Private bookstores have also been established in rented locales, and even in the owner’s own living room in any neighborhood of Havana. With time and the commercial boom, the old booksellers refined their smell, and learned to recognize the value of forgotten books, such as “El ingenio”, by Manuel Moreno Fraginals, to current authors as Dulce Maria Loynaz (The Daughter of the General, Garden), Miguel Barnet (Cimarron, Song of Rachel) or Senel Paz (A King in the Garden), author of the script “Strawberry and Chocolate.”
For others like José Luis, the best-paid books are the rare editions, sometimes a century old, for which a foreign expert can pay well.
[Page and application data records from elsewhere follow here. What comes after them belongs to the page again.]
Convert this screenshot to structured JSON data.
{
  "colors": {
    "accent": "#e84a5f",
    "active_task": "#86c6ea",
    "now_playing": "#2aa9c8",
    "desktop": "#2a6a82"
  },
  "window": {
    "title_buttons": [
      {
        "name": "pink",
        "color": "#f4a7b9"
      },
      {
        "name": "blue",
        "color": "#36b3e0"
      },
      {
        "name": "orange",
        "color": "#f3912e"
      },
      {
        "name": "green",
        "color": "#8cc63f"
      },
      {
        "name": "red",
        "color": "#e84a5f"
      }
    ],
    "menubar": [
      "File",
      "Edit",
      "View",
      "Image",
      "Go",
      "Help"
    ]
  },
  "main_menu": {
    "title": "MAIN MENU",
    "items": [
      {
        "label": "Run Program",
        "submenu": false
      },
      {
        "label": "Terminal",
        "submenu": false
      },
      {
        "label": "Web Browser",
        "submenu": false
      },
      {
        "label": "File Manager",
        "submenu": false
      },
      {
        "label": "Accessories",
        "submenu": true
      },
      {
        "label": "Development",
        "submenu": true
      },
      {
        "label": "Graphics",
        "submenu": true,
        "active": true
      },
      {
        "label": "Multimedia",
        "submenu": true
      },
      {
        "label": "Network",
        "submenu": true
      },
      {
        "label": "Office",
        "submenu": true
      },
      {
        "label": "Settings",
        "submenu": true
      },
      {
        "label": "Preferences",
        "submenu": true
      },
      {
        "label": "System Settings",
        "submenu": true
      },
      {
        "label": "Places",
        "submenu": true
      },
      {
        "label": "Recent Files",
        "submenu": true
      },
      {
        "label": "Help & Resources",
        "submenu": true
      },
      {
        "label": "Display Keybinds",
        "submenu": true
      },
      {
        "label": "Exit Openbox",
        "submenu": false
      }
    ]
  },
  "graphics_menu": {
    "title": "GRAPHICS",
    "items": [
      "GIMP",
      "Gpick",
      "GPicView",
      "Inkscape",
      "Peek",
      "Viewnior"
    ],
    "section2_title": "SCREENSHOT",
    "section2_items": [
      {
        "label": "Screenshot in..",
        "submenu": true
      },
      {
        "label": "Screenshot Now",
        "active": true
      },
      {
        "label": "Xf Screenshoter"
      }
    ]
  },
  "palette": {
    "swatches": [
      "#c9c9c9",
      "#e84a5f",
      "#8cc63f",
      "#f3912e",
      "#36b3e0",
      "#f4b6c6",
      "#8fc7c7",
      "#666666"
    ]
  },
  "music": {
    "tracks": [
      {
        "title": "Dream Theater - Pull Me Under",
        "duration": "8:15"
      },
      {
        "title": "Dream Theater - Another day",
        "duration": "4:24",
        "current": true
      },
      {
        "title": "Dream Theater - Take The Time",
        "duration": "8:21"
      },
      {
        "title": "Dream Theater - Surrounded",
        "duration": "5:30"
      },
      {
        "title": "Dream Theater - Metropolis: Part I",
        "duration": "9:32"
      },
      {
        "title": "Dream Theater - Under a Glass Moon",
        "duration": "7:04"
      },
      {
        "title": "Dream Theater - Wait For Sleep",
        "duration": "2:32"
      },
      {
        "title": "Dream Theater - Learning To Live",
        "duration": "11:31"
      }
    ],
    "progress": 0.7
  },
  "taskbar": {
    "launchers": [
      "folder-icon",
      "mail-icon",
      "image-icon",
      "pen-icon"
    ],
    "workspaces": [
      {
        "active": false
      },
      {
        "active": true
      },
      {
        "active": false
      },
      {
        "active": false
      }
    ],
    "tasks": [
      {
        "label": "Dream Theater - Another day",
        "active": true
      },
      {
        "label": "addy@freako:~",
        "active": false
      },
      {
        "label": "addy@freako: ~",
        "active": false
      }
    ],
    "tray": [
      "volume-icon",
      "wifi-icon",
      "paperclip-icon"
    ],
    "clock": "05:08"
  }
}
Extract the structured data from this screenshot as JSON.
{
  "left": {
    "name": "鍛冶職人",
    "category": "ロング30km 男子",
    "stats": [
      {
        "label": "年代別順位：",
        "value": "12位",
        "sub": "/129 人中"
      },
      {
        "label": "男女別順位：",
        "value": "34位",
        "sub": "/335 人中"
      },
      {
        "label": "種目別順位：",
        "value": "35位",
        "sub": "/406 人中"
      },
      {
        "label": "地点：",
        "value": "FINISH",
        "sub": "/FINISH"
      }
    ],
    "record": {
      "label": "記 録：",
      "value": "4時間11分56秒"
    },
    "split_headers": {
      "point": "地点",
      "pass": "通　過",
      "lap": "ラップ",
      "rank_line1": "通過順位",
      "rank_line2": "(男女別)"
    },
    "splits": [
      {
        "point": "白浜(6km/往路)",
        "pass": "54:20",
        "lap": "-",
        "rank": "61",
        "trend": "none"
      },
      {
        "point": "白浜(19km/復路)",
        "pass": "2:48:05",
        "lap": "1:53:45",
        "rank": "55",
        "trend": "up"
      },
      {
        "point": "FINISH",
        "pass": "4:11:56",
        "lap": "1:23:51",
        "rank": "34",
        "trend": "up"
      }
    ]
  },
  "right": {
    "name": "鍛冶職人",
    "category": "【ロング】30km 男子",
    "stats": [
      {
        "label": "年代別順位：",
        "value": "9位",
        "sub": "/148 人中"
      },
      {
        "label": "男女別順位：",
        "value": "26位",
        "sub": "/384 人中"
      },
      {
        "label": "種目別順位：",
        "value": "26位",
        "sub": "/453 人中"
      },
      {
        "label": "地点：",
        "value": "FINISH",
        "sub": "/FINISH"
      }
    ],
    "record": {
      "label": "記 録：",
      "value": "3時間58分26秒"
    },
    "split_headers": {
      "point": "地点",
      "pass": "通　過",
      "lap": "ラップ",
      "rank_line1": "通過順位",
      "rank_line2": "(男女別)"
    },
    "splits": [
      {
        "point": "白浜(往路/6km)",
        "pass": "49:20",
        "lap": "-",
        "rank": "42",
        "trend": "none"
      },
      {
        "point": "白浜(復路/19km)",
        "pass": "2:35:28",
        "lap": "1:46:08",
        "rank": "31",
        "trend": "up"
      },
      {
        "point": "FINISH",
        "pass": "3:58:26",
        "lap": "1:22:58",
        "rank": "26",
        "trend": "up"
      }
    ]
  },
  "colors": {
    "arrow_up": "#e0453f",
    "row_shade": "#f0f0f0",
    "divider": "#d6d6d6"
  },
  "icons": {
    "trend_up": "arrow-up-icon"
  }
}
In this diverse market also enter printed curiosities: Cuban magazines that stopped circulating 40 or 50 years ago, old almanacs, Colonial Havana prints, albums of varied type and even original photos and posters -exhibited in the entries of the cinematographs in the 40s and 50s – of famous US films like “Casablanca” or “An Affair to remember”.
The competition is acute, because there are titles of great demand, published by the tens of thousands in previous decades and that almost all booksellers own, so whoever arrives first at the client, sells first. Among other risks, he must be alert to weather changes, when a sudden tropical rain can ruin his fragile merchandise in this real open-air bookstore.
However, the Cuban booksellers persist. Some are also collectors, and some are really anthological, as Horacio, a true scholar, avid reader, self-taught and shrewd merchant, with a good eye for valuable titles and capable to travel long distances searching for a rare book.
Horacio often leaves his stand with a nephew and leaves for rural villages, after learning that the widow of a lawyer or the children of a writer or engineer, had decided to sell the library created lovingly by the deceased.
Some of these merchants make pitiful blunders. In a plaza in Havana, one tried to sell me a novel in English called “Chain Gang”, which he translated as “la pandilla de los cadeneros” (the gang that uses chains) and it really alluded to the lament of chained convicts.
However, the used bookseller stands always had – and will have – a peculiar charm for collectors: they can take the book, rub it and browse it and enjoy the forgotten pleasure of haggling. In addition, maybe he could find that out-of-print novel so liked in youth, to which time has given greater value.
Sometimes fate plays a trick on them, like the one in a corner of the Vedado neighborhood who asked sixty pesos for an old Roget Thesaurus, recommending it as “very valuable and unavailable title, whose original price was more than one hundred pesos.” Meanwhile, I leafed through the book absentmindedly and in one of its covers I found the receipt of the original purchase, in a vanished Havana bookshop. Smiling I showed it triumphantly to the bookseller: Ten pesos 50 cents, sold on September 11, 1960. I will never forget the expression of the old salesman when he answered reluctantly: “Wow, what a mistake! It’s alright, I lost fair and square. Pay me five pesos and we are at peace. ”
In short, fraudsters or scholars, these used booksellers are the last itinerant merchants of knowledge, and in this Internet, email and multimedia era, still being faithful followers of Guttenberg. In Havana they seem to have returned to stay, as a symbol of an old cultural stamp and a sign of the times.